§ What you are asked to do
Sort through the entries below and pull out lines containing the word "palabras".

§ Records to process
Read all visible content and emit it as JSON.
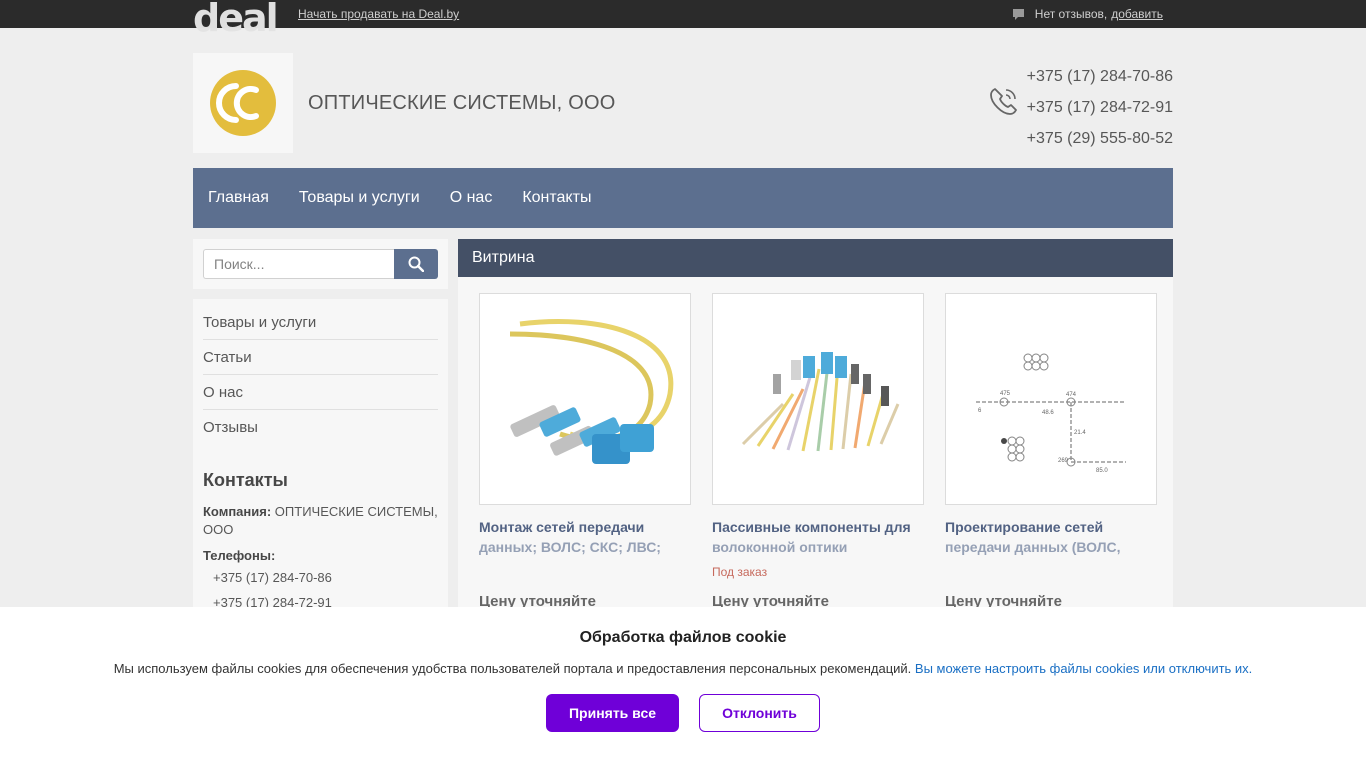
{
  "topbar": {
    "logo": "deal",
    "sell_link": "Начать продавать на Deal.by",
    "reviews_text": "Нет отзывов,",
    "reviews_add": "добавить"
  },
  "header": {
    "company_name": "ОПТИЧЕСКИЕ СИСТЕМЫ, ООО",
    "phones": [
      "+375 (17) 284-70-86",
      "+375 (17) 284-72-91",
      "+375 (29) 555-80-52"
    ]
  },
  "nav": {
    "items": [
      "Главная",
      "Товары и услуги",
      "О нас",
      "Контакты"
    ]
  },
  "search": {
    "placeholder": "Поиск..."
  },
  "sidebar": {
    "menu": [
      "Товары и услуги",
      "Статьи",
      "О нас",
      "Отзывы"
    ],
    "contacts_title": "Контакты",
    "company_label": "Компания:",
    "company_value": "ОПТИЧЕСКИЕ СИСТЕМЫ, ООО",
    "phones_label": "Телефоны:",
    "phones": [
      "+375 (17) 284-70-86",
      "+375 (17) 284-72-91"
    ]
  },
  "main": {
    "heading": "Витрина",
    "cards": [
      {
        "title_a": "Монтаж сетей передачи",
        "title_b": "данных; ВОЛС; СКС; ЛВС;",
        "availability": "",
        "price": "Цену уточняйте"
      },
      {
        "title_a": "Пассивные компоненты для",
        "title_b": "волоконной оптики",
        "availability": "Под заказ",
        "price": "Цену уточняйте"
      },
      {
        "title_a": "Проектирование сетей",
        "title_b": "передачи данных (ВОЛС,",
        "availability": "",
        "price": "Цену уточняйте"
      }
    ],
    "drawing_labels": [
      "475",
      "474",
      "6",
      "48.6",
      "21.4",
      "269",
      "85.0"
    ]
  },
  "cookie": {
    "title": "Обработка файлов cookie",
    "text": "Мы используем файлы cookies для обеспечения удобства пользователей портала и предоставления персональных рекомендаций.",
    "link": "Вы можете настроить файлы cookies или отключить их.",
    "accept": "Принять все",
    "decline": "Отклонить"
  },
  "colors": {
    "nav_bg": "#4a5f83",
    "vitrina_bg": "#2f3d55",
    "accent": "#6f00d8",
    "logo_yellow": "#e0b628"
  }
}
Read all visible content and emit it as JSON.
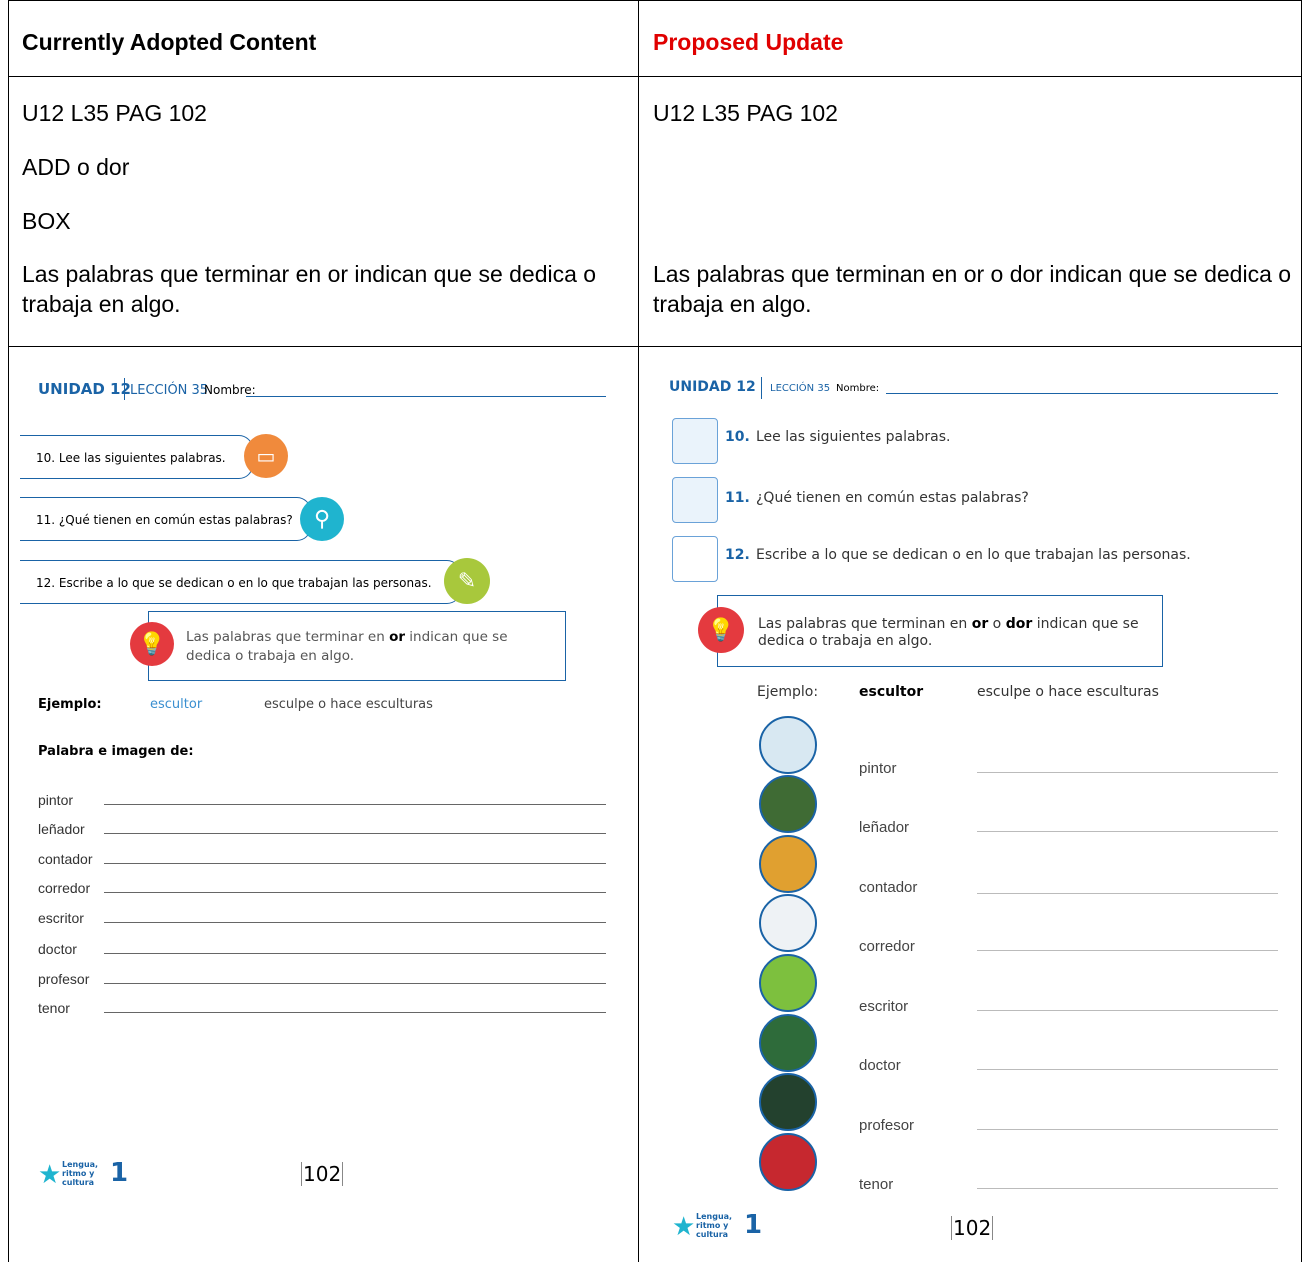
{
  "table": {
    "header": {
      "left": "Currently Adopted Content",
      "right": "Proposed Update"
    },
    "left_lines": [
      "U12 L35 PAG 102",
      "ADD o dor",
      "BOX",
      "Las palabras que terminar en or indican que se dedica o trabaja en algo."
    ],
    "right_lines": [
      "U12 L35 PAG 102",
      "Las palabras que terminan en or o dor indican que se dedica o trabaja en algo."
    ]
  },
  "left_ws": {
    "unidad": "UNIDAD 12",
    "leccion": "LECCIÓN 35",
    "nombre": "Nombre:",
    "q10": "10. Lee las siguientes palabras.",
    "q11": "11. ¿Qué tienen en común estas palabras?",
    "q12": "12. Escribe a lo que se dedican o en lo que trabajan las personas.",
    "box_pre": "Las palabras que terminar en ",
    "box_bold": "or",
    "box_post": " indican que se dedica o trabaja en algo.",
    "ejemplo": "Ejemplo:",
    "ej_word": "escultor",
    "ej_def": "esculpe o hace esculturas",
    "palabra": "Palabra e imagen de:",
    "words": [
      "pintor",
      "leñador",
      "contador",
      "corredor",
      "escritor",
      "doctor",
      "profesor",
      "tenor"
    ],
    "logo": "Lengua, ritmo y cultura",
    "logo_num": "1",
    "page": "102"
  },
  "right_ws": {
    "unidad": "UNIDAD 12",
    "leccion": "LECCIÓN 35",
    "nombre": "Nombre:",
    "q10_num": "10.",
    "q10": "Lee las siguientes palabras.",
    "q11_num": "11.",
    "q11": "¿Qué tienen en común estas palabras?",
    "q12_num": "12.",
    "q12": "Escribe a lo que se dedican o en lo que trabajan las personas.",
    "box_1": "Las palabras que terminan en ",
    "box_b1": "or",
    "box_2": " o ",
    "box_b2": "dor",
    "box_3": " indican que se",
    "box_4": "dedica o trabaja en algo.",
    "ejemplo": "Ejemplo:",
    "ej_word": "escultor",
    "ej_def": "esculpe o hace esculturas",
    "words": [
      "pintor",
      "leñador",
      "contador",
      "corredor",
      "escritor",
      "doctor",
      "profesor",
      "tenor"
    ],
    "logo": "Lengua, ritmo y cultura",
    "logo_num": "1",
    "page": "102"
  },
  "colors": {
    "accent_blue": "#1a63a6",
    "proposed_red": "#e00000",
    "orange": "#f08a3c",
    "teal": "#1fb4cf",
    "green": "#a8c83c",
    "bulb_red": "#e43a3f"
  }
}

§ Answer below
      "Las palabras que terminar en or indican que se dedica o trabaja en algo."
      "Las palabras que terminan en or o dor indican que se dedica o trabaja en algo."
    "q10": "10. Lee las siguientes palabras.",
    "q11": "11. ¿Qué tienen en común estas palabras?",
    "box_pre": "Las palabras que terminar en ",
    "q10": "Lee las siguientes palabras.",
    "q11": "¿Qué tienen en común estas palabras?",
    "box_1": "Las palabras que terminan en ",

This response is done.